Plato's Republic 'on Common Families'

Term Paper of M.A. English

Common Families of the Commonwealth

Term Paper
Delhi University

Common Families of the Commonwealth

Plato’s arguments of the creation of a commonwealth, where guardians have their wives and children in common, where no parent knows his child and no child his parent, was to liberate the citizens’ from the bondages (evils) and obligations of family life, so that they serve better in their respective fields and the State works as a large family unit where there are no mean wars on lands and properties and men and women are considerate towards each other feeling united as members of a natural polity.

The idea which marginalises individual families by removing their existence altogether and puts greater emphasis on the larger family, which is the state as a whole, furnishes patriotism and brotherhood. The idea, however hypothetical, surely came from the noblest intentions for the creation of the ideal commonwealth.
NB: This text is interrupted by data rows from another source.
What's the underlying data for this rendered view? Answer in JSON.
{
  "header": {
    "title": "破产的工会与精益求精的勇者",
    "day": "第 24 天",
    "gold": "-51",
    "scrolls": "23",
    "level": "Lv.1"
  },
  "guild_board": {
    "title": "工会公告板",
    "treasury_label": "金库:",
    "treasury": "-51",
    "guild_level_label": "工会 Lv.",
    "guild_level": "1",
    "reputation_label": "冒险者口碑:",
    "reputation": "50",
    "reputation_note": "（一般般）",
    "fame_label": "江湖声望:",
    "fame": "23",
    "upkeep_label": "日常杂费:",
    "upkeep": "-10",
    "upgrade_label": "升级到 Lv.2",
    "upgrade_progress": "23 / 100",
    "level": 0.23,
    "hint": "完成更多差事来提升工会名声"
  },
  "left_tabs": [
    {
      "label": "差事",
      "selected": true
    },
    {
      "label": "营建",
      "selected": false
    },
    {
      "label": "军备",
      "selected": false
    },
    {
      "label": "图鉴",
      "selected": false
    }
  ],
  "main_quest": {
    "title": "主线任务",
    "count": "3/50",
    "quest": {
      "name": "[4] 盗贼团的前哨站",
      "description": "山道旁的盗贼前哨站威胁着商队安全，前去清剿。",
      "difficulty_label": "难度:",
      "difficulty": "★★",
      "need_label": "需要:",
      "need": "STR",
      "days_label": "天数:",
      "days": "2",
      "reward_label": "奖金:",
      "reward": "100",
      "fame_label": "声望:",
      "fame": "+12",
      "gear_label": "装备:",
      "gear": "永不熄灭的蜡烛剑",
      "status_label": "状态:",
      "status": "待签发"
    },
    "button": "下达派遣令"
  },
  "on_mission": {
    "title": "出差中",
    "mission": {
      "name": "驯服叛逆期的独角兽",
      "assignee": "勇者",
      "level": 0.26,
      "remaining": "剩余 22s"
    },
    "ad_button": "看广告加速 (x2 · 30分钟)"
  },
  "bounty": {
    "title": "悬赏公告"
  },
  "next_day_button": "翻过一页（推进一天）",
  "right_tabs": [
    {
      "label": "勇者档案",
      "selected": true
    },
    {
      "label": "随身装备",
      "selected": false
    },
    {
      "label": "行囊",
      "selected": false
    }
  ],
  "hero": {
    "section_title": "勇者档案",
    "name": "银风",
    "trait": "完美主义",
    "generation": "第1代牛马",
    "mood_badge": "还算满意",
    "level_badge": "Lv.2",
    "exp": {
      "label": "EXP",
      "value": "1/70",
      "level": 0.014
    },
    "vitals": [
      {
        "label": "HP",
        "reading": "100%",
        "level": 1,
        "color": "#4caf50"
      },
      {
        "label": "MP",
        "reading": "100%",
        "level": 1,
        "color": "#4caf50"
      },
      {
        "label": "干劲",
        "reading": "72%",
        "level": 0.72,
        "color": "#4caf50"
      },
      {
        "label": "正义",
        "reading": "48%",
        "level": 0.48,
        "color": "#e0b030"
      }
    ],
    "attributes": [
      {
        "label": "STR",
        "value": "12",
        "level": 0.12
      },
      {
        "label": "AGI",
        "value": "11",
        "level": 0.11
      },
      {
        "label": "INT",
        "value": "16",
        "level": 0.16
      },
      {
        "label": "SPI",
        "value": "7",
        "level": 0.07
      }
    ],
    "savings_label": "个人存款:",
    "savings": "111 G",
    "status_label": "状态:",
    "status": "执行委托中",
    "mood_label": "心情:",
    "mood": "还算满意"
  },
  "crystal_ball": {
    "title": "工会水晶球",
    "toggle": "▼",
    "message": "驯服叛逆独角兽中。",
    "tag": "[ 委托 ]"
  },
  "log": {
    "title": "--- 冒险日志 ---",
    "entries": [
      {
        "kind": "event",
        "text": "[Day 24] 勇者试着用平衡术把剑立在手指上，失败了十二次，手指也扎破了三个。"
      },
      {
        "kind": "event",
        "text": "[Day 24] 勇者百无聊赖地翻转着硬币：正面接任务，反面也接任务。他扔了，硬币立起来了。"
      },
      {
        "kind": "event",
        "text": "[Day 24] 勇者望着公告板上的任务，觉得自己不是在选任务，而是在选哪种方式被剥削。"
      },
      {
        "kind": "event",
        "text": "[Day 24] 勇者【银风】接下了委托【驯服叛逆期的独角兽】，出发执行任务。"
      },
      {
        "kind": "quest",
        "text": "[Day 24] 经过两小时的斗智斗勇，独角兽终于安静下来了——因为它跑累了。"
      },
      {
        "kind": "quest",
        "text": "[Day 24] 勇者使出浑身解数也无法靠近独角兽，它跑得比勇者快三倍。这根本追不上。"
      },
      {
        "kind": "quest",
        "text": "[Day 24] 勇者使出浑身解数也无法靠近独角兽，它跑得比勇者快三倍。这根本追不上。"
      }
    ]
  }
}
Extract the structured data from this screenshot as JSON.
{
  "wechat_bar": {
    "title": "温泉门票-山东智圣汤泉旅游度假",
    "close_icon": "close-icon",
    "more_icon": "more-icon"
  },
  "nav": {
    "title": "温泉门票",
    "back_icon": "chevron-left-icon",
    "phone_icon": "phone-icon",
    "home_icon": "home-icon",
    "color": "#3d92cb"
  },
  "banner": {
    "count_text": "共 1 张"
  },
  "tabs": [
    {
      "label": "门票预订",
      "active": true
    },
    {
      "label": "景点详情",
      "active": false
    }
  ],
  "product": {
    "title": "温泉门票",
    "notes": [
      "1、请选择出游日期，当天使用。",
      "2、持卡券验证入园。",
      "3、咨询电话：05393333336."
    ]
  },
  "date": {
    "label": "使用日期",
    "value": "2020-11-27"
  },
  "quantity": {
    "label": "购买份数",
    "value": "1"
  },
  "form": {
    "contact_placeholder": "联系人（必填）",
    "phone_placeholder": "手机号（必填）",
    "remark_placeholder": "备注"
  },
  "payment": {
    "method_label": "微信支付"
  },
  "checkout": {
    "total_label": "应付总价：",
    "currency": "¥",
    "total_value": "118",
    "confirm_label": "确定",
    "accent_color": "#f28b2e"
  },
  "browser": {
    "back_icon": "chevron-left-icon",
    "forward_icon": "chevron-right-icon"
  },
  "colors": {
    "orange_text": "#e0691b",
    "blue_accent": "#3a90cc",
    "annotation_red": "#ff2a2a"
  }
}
But the question is can the licentiousness rising from polygamy and ignorance of one’s own family members be digested so easily in the name of such noble intentions. Such a plan degrades true commitment and demeans love and I see serious dangers of anarchy in personal relationships. While Plato may have thought that a hero who has distinguished himself as a warrior should be honoured by letting him go on an ‘expedition’ of kisses and have as many wives as he desires, so that his highly valued valour may be preserved by multiplication of his genes with his chosen fortunate meritorious maidens, it might not be the case of an equivalent desire in a female to have sex with a possessor of multiple wives, however talented, however adroit, regardless of him being a gem to the state whose genes must be transferred through her fated embryo. Making love and making children become two different dispositions then.   While Plato’s utilitarian thinking of letting women participate in state’s jobs is progressive, the other...